Sampling was undertaken in autumn 2017 on twenty randomised plots representing five sward types, replicated four times. These had been established and managed by cutting since 2013. Sward types included: 1) PRG (250kg N ha-1 yr-1 ); 2) PRG; 3) PRG and white clover Trifolium repens; 4) 6 species mix comprised of PRG, timothy Phleum pratense, cocksfoot Dactylis glomerata, white clover, red clover Trifolium pratensis and greater birdsfoot trefoil Lotus pedunculatus; 5) species included in mix 4 with the addition of ribwort plantain Plantago lanceolate, chicory Cichorium intybus and yarrow Achillea millefolium. Mixes 2-5 inclusive received 90kg N ha-1 yr-1 . Measurements included: soil bulk density, water infiltration rates, and estimated earthworm activity via surface cast counts.
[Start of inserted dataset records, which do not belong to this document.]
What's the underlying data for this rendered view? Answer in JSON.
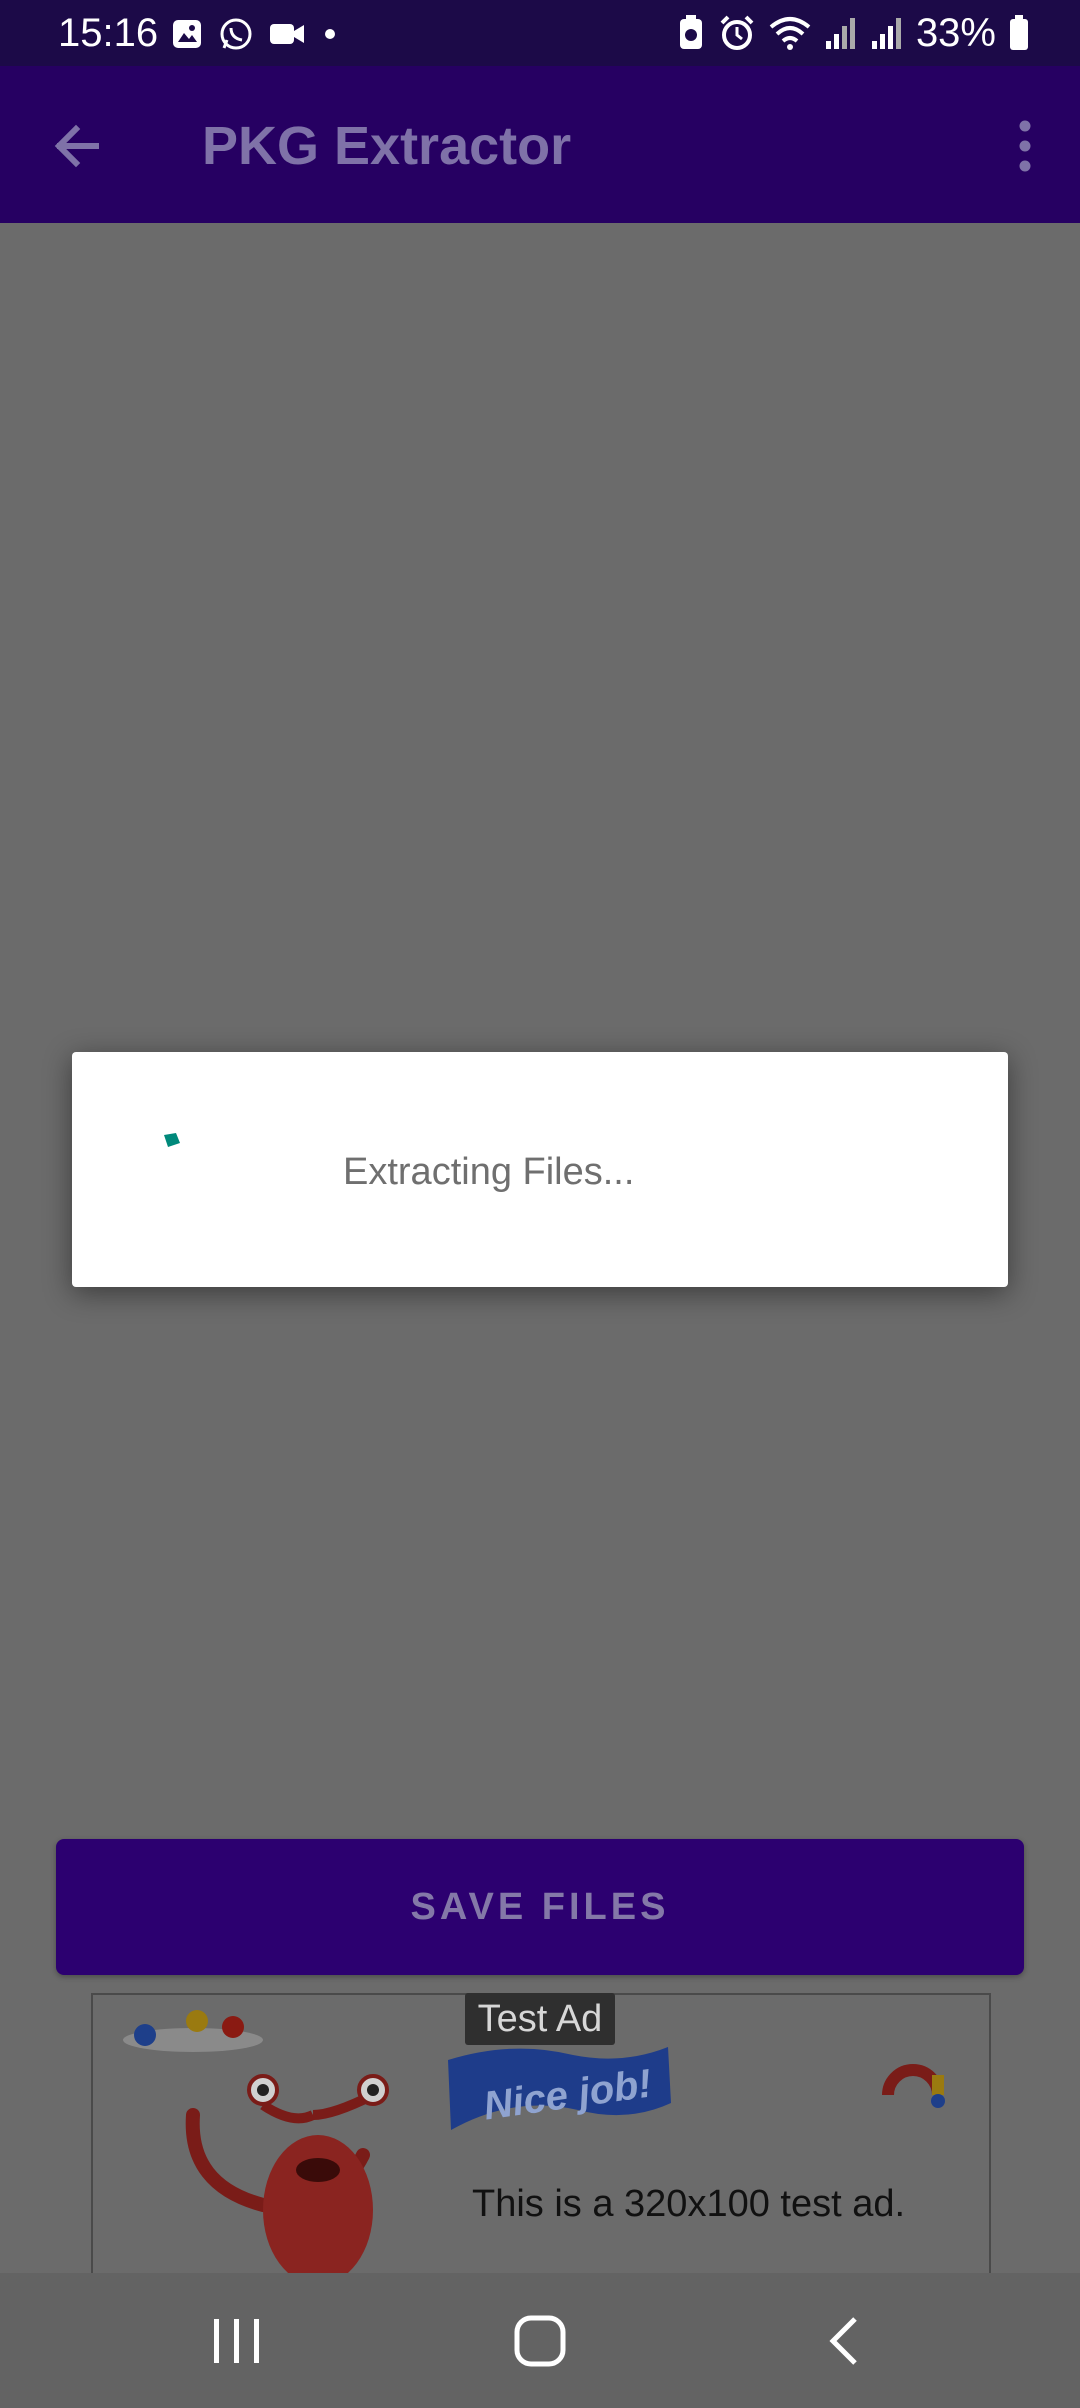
{
  "status_bar": {
    "time": "15:16",
    "battery_percent": "33%",
    "icons": [
      "gallery-icon",
      "whatsapp-icon",
      "video-icon",
      "dot-icon",
      "battery-saver-icon",
      "alarm-icon",
      "wifi-icon",
      "signal-icon",
      "signal-icon",
      "battery-icon"
    ]
  },
  "app_bar": {
    "title": "PKG Extractor",
    "back_icon": "arrow-left-icon",
    "menu_icon": "more-vert-icon"
  },
  "dialog": {
    "message": "Extracting Files...",
    "spinner_color": "#00897b"
  },
  "save_button": {
    "label": "SAVE FILES"
  },
  "ad": {
    "badge": "Test Ad",
    "banner_text": "Nice job!",
    "description": "This is a 320x100 test ad."
  },
  "colors": {
    "app_bar": "#260062",
    "status_bar": "#1c0a48",
    "button": "#2c0070",
    "scrim": "#6b6b6b"
  }
}
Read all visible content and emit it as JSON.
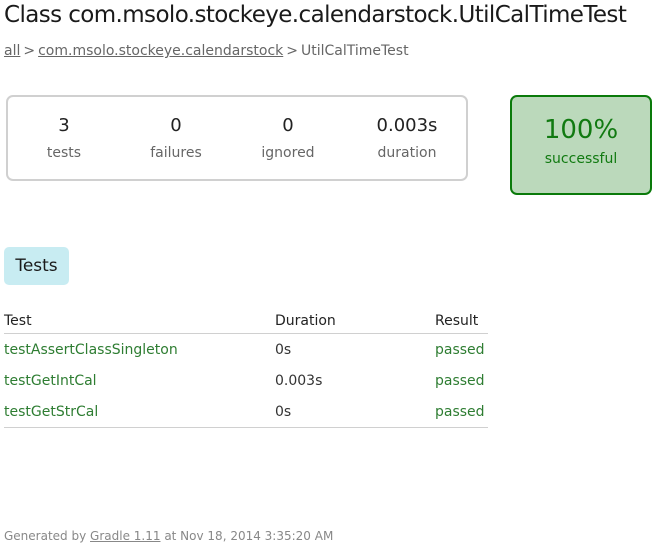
{
  "header": {
    "title": "Class com.msolo.stockeye.calendarstock.UtilCalTimeTest"
  },
  "breadcrumb": {
    "root": "all",
    "separator": ">",
    "package": "com.msolo.stockeye.calendarstock",
    "current": "UtilCalTimeTest"
  },
  "summary": {
    "tests": {
      "value": "3",
      "label": "tests"
    },
    "failures": {
      "value": "0",
      "label": "failures"
    },
    "ignored": {
      "value": "0",
      "label": "ignored"
    },
    "duration": {
      "value": "0.003s",
      "label": "duration"
    },
    "success_rate": {
      "value": "100%",
      "label": "successful"
    }
  },
  "tabs": {
    "tests_label": "Tests"
  },
  "table": {
    "headers": {
      "test": "Test",
      "duration": "Duration",
      "result": "Result"
    },
    "rows": [
      {
        "test": "testAssertClassSingleton",
        "duration": "0s",
        "result": "passed"
      },
      {
        "test": "testGetIntCal",
        "duration": "0.003s",
        "result": "passed"
      },
      {
        "test": "testGetStrCal",
        "duration": "0s",
        "result": "passed"
      }
    ]
  },
  "footer": {
    "prefix": "Generated by",
    "tool": "Gradle 1.11",
    "suffix": "at Nov 18, 2014 3:35:20 AM"
  },
  "colors": {
    "success_text": "#117a11",
    "success_bg": "#bbd9bb",
    "success_border": "#0a7a0a",
    "tab_bg": "#c8ecf2",
    "passed_text": "#2e7d32"
  }
}
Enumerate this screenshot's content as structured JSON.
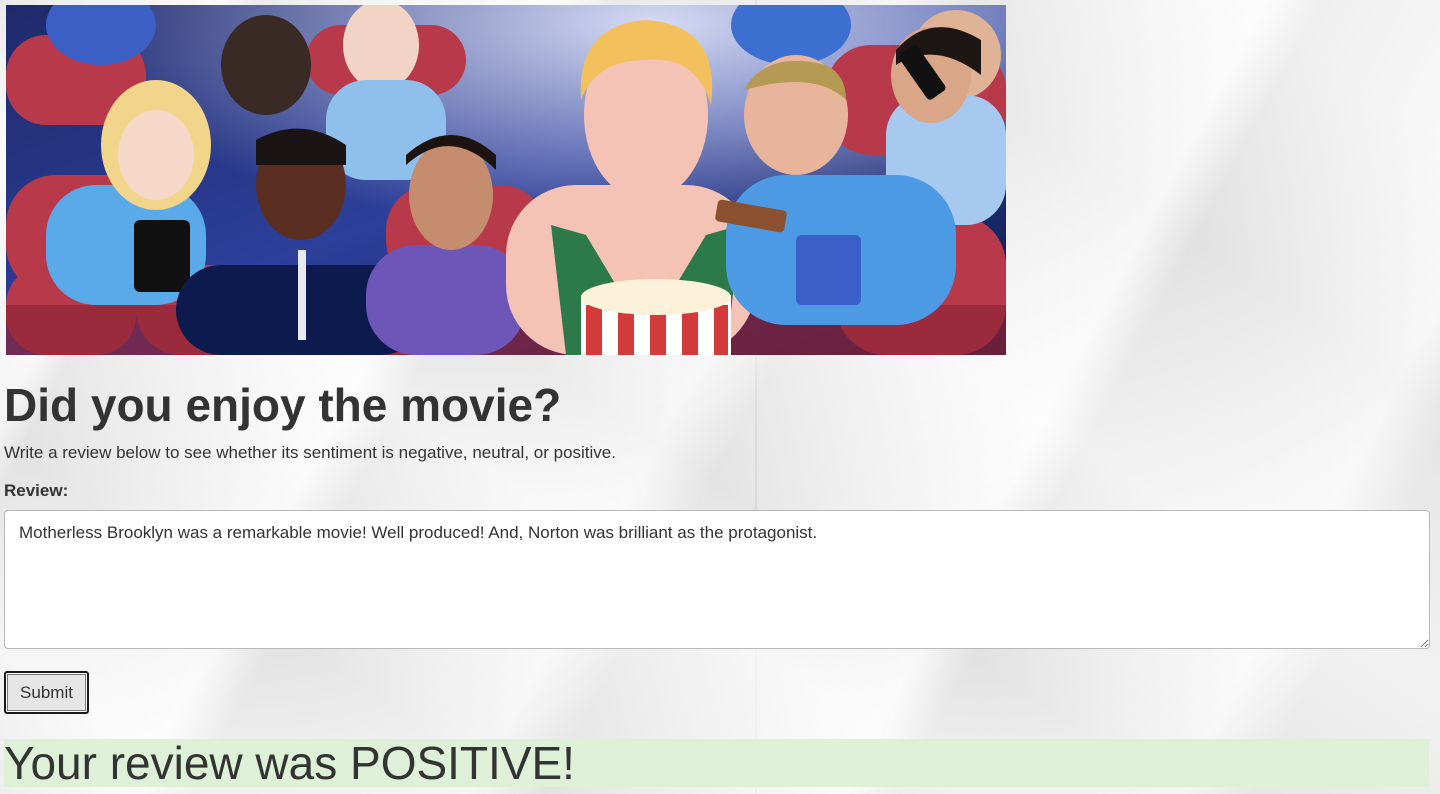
{
  "hero": {
    "image_alt": "Illustrated cinema audience",
    "accent_colors": [
      "#0d1a4a",
      "#b8394a",
      "#4aa3e0",
      "#f2c05c"
    ]
  },
  "page": {
    "title": "Did you enjoy the movie?",
    "subtitle": "Write a review below to see whether its sentiment is negative, neutral, or positive."
  },
  "form": {
    "review_label": "Review:",
    "review_value": "Motherless Brooklyn was a remarkable movie! Well produced! And, Norton was brilliant as the protagonist.",
    "submit_label": "Submit"
  },
  "result": {
    "text": "Your review was POSITIVE!",
    "status_color": "#dff0d8"
  }
}
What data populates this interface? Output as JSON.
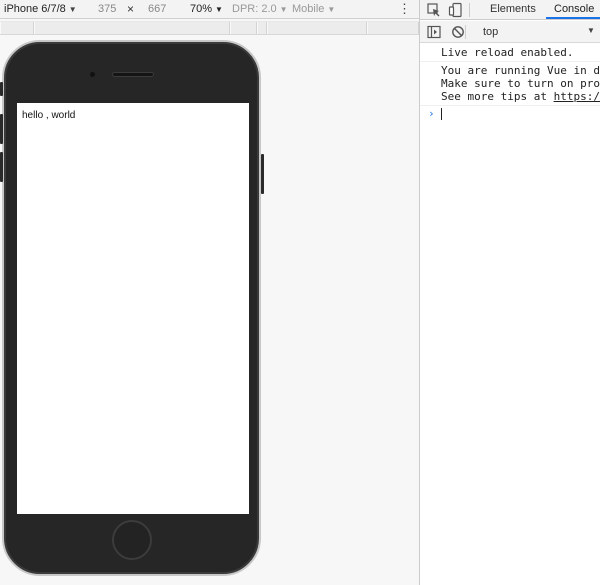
{
  "device_toolbar": {
    "device_name": "iPhone 6/7/8",
    "width": "375",
    "times": "×",
    "height": "667",
    "zoom": "70%",
    "dpr": "DPR: 2.0",
    "mode": "Mobile",
    "caret": "▼",
    "more": "⋮"
  },
  "phone": {
    "screen_text": "hello , world"
  },
  "devtools": {
    "tabs": [
      {
        "label": "Elements"
      },
      {
        "label": "Console"
      }
    ],
    "context": "top",
    "caret": "▼",
    "prompt": "›",
    "messages": [
      {
        "lines": [
          "Live reload enabled."
        ]
      },
      {
        "lines": [
          "You are running Vue in development mode.",
          "Make sure to turn on production mode when deploying for production.",
          "See more tips at "
        ],
        "link": "https://vuejs.org/guide/deployment.html"
      }
    ]
  },
  "icons": {
    "inspect": "inspect-element-icon",
    "device": "device-toggle-icon",
    "sidebar": "console-sidebar-icon",
    "clear": "clear-console-icon"
  },
  "colors": {
    "accent": "#1a73e8",
    "phone_body": "#262626",
    "toolbar_bg": "#f3f3f3"
  }
}
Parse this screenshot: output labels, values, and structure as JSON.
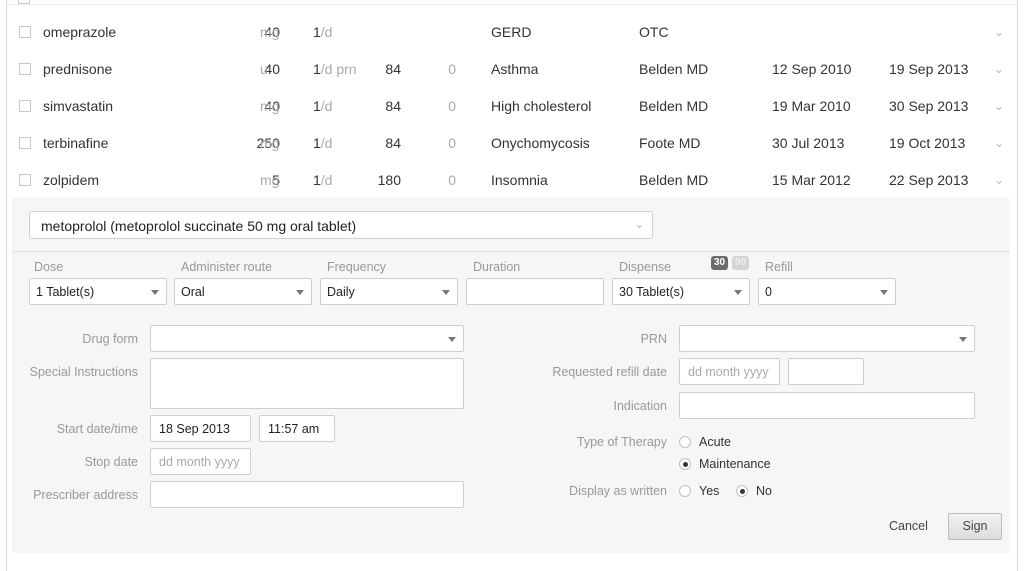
{
  "med_list": [
    {
      "name": "omeprazole",
      "dose": "40",
      "unit": "mg",
      "freq_num": "1",
      "freq_per": "/d",
      "quantity": "",
      "refills": "",
      "indication": "GERD",
      "prescriber": "OTC",
      "start": "",
      "end": ""
    },
    {
      "name": "prednisone",
      "dose": "40",
      "unit": "u",
      "freq_num": "1",
      "freq_per": "/d prn",
      "quantity": "84",
      "refills": "0",
      "indication": "Asthma",
      "prescriber": "Belden MD",
      "start": "12 Sep 2010",
      "end": "19 Sep 2013"
    },
    {
      "name": "simvastatin",
      "dose": "40",
      "unit": "mg",
      "freq_num": "1",
      "freq_per": "/d",
      "quantity": "84",
      "refills": "0",
      "indication": "High cholesterol",
      "prescriber": "Belden MD",
      "start": "19 Mar 2010",
      "end": "30 Sep 2013"
    },
    {
      "name": "terbinafine",
      "dose": "250",
      "unit": "mg",
      "freq_num": "1",
      "freq_per": "/d",
      "quantity": "84",
      "refills": "0",
      "indication": "Onychomycosis",
      "prescriber": "Foote MD",
      "start": "30  Jul  2013",
      "end": "19 Oct 2013"
    },
    {
      "name": "zolpidem",
      "dose": "5",
      "unit": "mg",
      "freq_num": "1",
      "freq_per": "/d",
      "quantity": "180",
      "refills": "0",
      "indication": "Insomnia",
      "prescriber": "Belden MD",
      "start": "15 Mar 2012",
      "end": "22 Sep 2013"
    }
  ],
  "order": {
    "drug": "metoprolol (metoprolol succinate 50 mg oral tablet)",
    "labels": {
      "dose": "Dose",
      "route": "Administer route",
      "frequency": "Frequency",
      "duration": "Duration",
      "dispense": "Dispense",
      "refill": "Refill"
    },
    "values": {
      "dose": "1 Tablet(s)",
      "route": "Oral",
      "frequency": "Daily",
      "duration": "",
      "dispense": "30 Tablet(s)",
      "refill": "0"
    },
    "dispense_badges": [
      "30",
      "90"
    ]
  },
  "details_left": {
    "drug_form_label": "Drug form",
    "special_instructions_label": "Special Instructions",
    "start_label": "Start date/time",
    "start_date": "18 Sep 2013",
    "start_time": "11:57 am",
    "stop_label": "Stop date",
    "stop_placeholder": "dd month yyyy",
    "prescriber_address_label": "Prescriber address"
  },
  "details_right": {
    "prn_label": "PRN",
    "refill_date_label": "Requested refill date",
    "refill_date_placeholder": "dd month yyyy",
    "indication_label": "Indication",
    "therapy_label": "Type of Therapy",
    "therapy_options": [
      "Acute",
      "Maintenance"
    ],
    "therapy_selected": "Maintenance",
    "daw_label": "Display as written",
    "daw_options": [
      "Yes",
      "No"
    ],
    "daw_selected": "No"
  },
  "actions": {
    "cancel": "Cancel",
    "sign": "Sign"
  }
}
Soil bulk density did not differ in response to sward type. However, highest infiltration rates were recorded within the PRG and white clover swards, with an average of 29.7 (±3.5) mm hr-1 , while lowest rates were recorded from the two PRG monocultures (2.43 (±0.5) and 4.2 (±1.2) mm hr⁻¹ for the 90 and 250 kg N ha-1 yr-1 swards respectively). Surface cast numbers differed significantly between sward types (P< 0.001). Numbers ranged from 127 (±7) casts m⁻² for PRG & white clover, to 48 (±5) casts m⁻² for the PRG monocultures.

Our findings indicate the importance of legume inclusion within agricultural grasslands managed under reduced nitrogen fertiliser inputs for wider ecosystem service provision.